Ninety-nine likes could put us on Cloud9. But one unfavourable comment like how can you post such a picture could drive one apeshit-crazy. Such swings in two extremes can’t be easily fathomed but they’re real. This is what social media with its easy access via the smartphone (the shrunken supercomputer that was once the size of corporate boardrooms) has turned us into!
A casual factor, as pointed out by MakeUseOf Journalist Ben Stegner, is Fear Of Missing Out (FOMO), the anxiety of being left out of the latest trend. But, I believe, what explains the obsession better is the dopamine factor.
Studies have shown that notification from social media and messaging apps activate dopamine release in our brains. The hormone makes us feel good and happy and arouses and motivates us. So we work hard to post on Instagram or Facebook posts or forward and share what we receive on messaging apps for the dopamine rewards. And we keep on checking after that for the responses.
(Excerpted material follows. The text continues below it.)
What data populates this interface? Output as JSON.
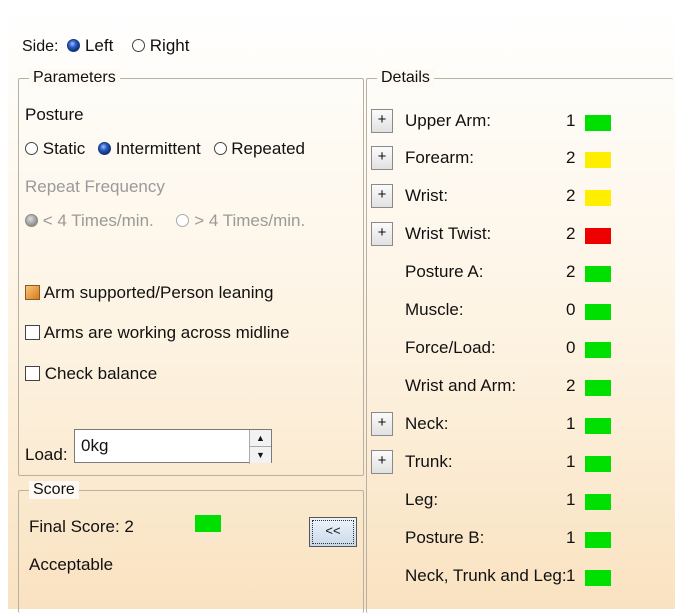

The stimulation from the feel-good neurotransmitter has led somewhat to a new form of addiction which we need to learn how to handle.
I believe there is always a positive side to things. It will serve us well in our quest for dopamine rewards to be responsible in our postings. The rule of thumb here is fact check, post and share what is true, not fake; and even go through the safe-test to determine firstly whether it is safe, not hurtful and harmful to ourselves and others.
We need to learn to be responsible with positive acceptance of comments, even negative ones. Take them as a source to improve ourselves like do not unto others… As we’re inclined to judge, we too should expect and accept judgement by others on social media.
In trawling the Internet, I found this article - 7 Tips to Help You Waste Less Time on Social Media – which has pointers on how to better handle social media.
While they are suggestions on how can we can reduce our presence on social media to have a happier life, they are good tips that advocates middle-of-the-road approach to comment-obsession and social media/smart phone-addiction. Some of the tips are shared here:
Take A Day Off from Social Media
Taking a break from social media helps to keep you from becoming dependent. Guess what? You might even find that it’s easier to sleep if you spend less time on-screen.
Develop Alternative Hobbies
It is common that are daily routine is more virtual than real. Instead of scrolling social media, eyeball books and stir up the imagination by visualising the scenes as they unfold in the narrative.
Track Your Time Spent on Social Media
Download an app and track the total time you spent on social media. This way, you can take control of time instead of letting social media controlling your time.
Ignore Likes and Follows
We get excited at the thought of someone’s like or follows, then slowly, it becomes an addiction that takes over us. Be it positive or negative comments, it may take control and even influence or impact our moods and behaviour.
If you feel the comments are true, take them as an opportunity to improve ourselves; if you feel the comments have no basis, do you allow them to affect you negatively? Yes, stick and stones can break our bones… Remember, what can we control and care for? We ourselves, our feelings and well-being!
So… Do comments matter in social media?
There’s no definitive Yes or No. It all depends on how we want to take it. Social media isn’t where we submit ourselves to judge and jury. We shouldn’t evaluate ourselves based on likes, dislikes and comments.
Social media should not be a source for self-doubt or lower our self-confidence and self-esteem. It is a platform for greater things, among which is to self-improve ourselves. The possibilities are many.
Any comments? (Note: I penned this article as a learning process to wean myself of attachment to comments. So be warned, I may not necessarily take kindly to unfavourable comments!)
https://www.makeuseof.com/tag/negative-effects-social-media/ (7 Negative Effects of Social Media on People and Users, 2 Feb 2020)
https://www.makeuseof.com/tag/waste-less-time-social-media/ (7 Tips to Help You Waste Less Time on Social Media, 18 Oct 2019)